* **YOUR OBJECTIVE**:
Only the text of the records below belongs in the answer, copied exactly, with pictures omitted.

══ DATA UNDER STUDY

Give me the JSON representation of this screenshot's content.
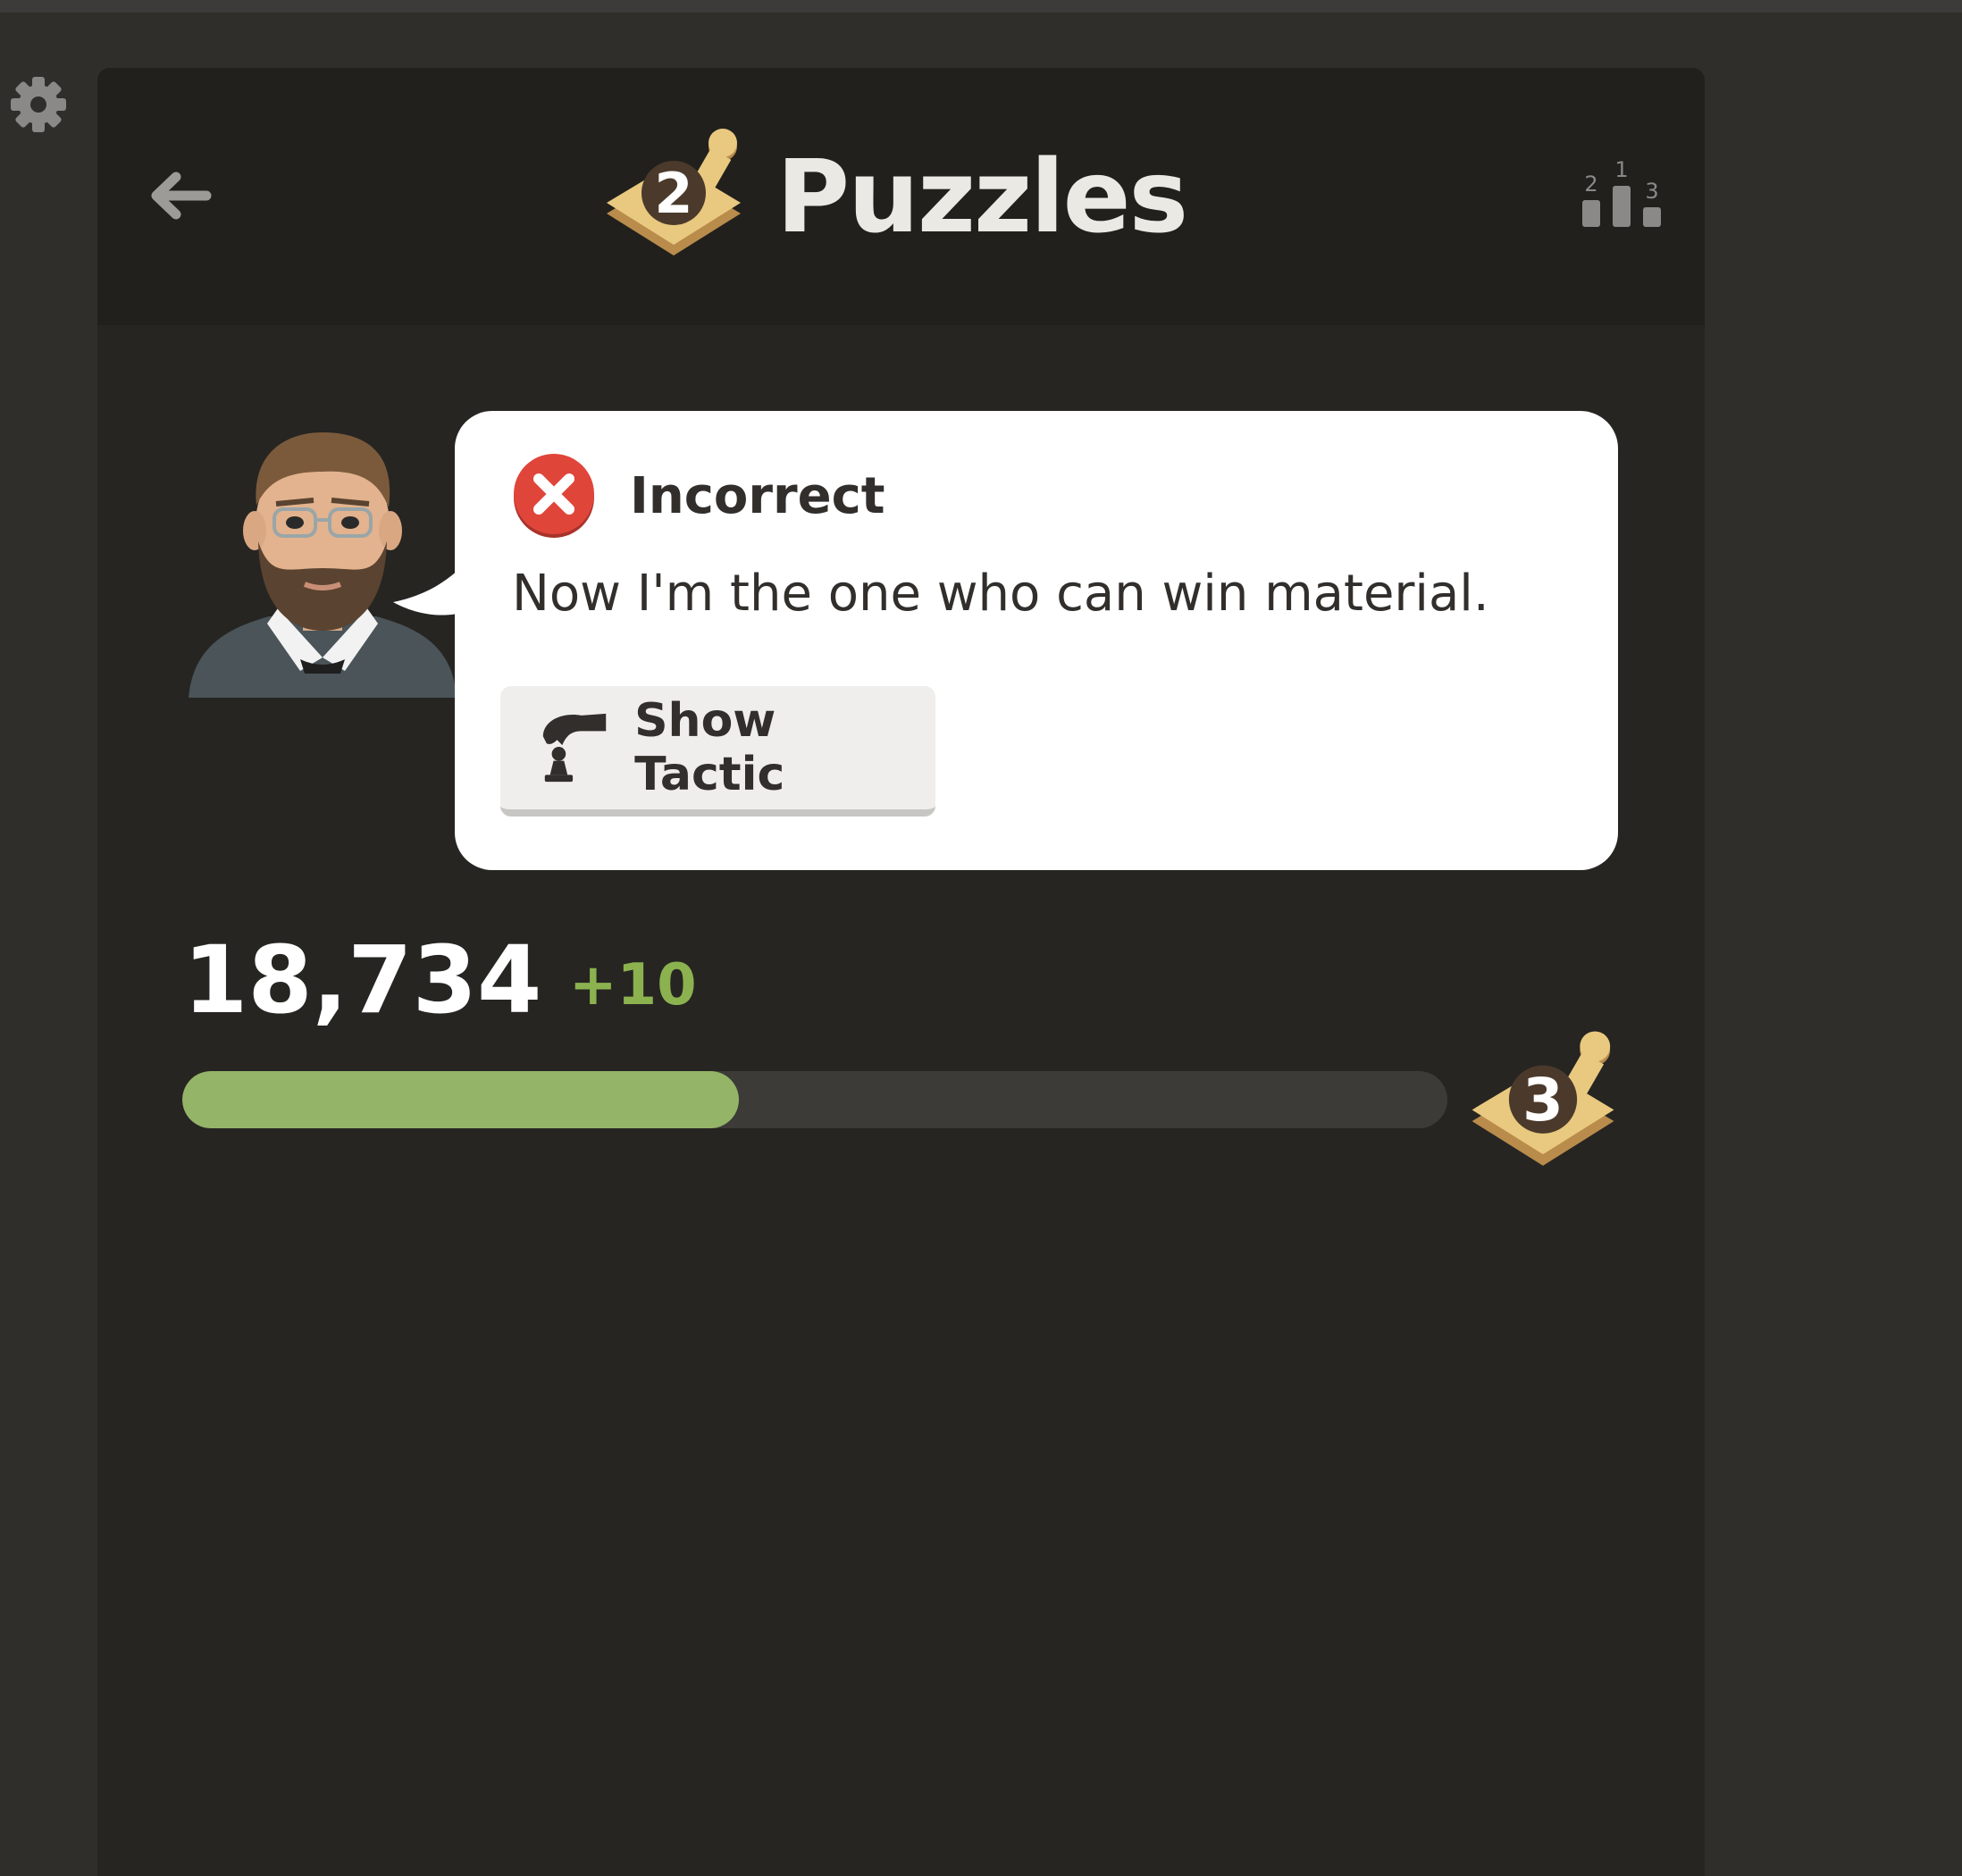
{
  "header": {
    "title": "Puzzles",
    "current_level": "2",
    "back_icon": "back-arrow-icon",
    "leaderboard_icon": "leaderboard-podium-icon",
    "leaderboard_ranks": [
      "2",
      "1",
      "3"
    ]
  },
  "sidebar": {
    "settings_icon": "gear-icon"
  },
  "feedback": {
    "status": "Incorrect",
    "status_icon": "x-circle-icon",
    "message": "Now I'm the one who can win material.",
    "show_tactic_label": "Show Tactic",
    "show_tactic_icon": "tactic-hint-icon"
  },
  "progress": {
    "score": "18,734",
    "delta": "+10",
    "fill_fraction": 0.44,
    "next_level": "3"
  },
  "colors": {
    "background": "#302e2b",
    "panel": "#262522",
    "header": "#21201d",
    "accent_green": "#8bb24f",
    "progress_fill": "#94b468",
    "error_red": "#e0453a",
    "bubble": "#ffffff"
  }
}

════

* **SOLUTION TO THE EXERCISE**:
Give me the JSON representation of this screenshot's content.
{
  "header": {
    "title": "Puzzles",
    "current_level": "2",
    "back_icon": "back-arrow-icon",
    "leaderboard_icon": "leaderboard-podium-icon",
    "leaderboard_ranks": [
      "2",
      "1",
      "3"
    ]
  },
  "sidebar": {
    "settings_icon": "gear-icon"
  },
  "feedback": {
    "status": "Incorrect",
    "status_icon": "x-circle-icon",
    "message": "Now I'm the one who can win material.",
    "show_tactic_label": "Show Tactic",
    "show_tactic_icon": "tactic-hint-icon"
  },
  "progress": {
    "score": "18,734",
    "delta": "+10",
    "fill_fraction": 0.44,
    "next_level": "3"
  },
  "colors": {
    "background": "#302e2b",
    "panel": "#262522",
    "header": "#21201d",
    "accent_green": "#8bb24f",
    "progress_fill": "#94b468",
    "error_red": "#e0453a",
    "bubble": "#ffffff"
  }
}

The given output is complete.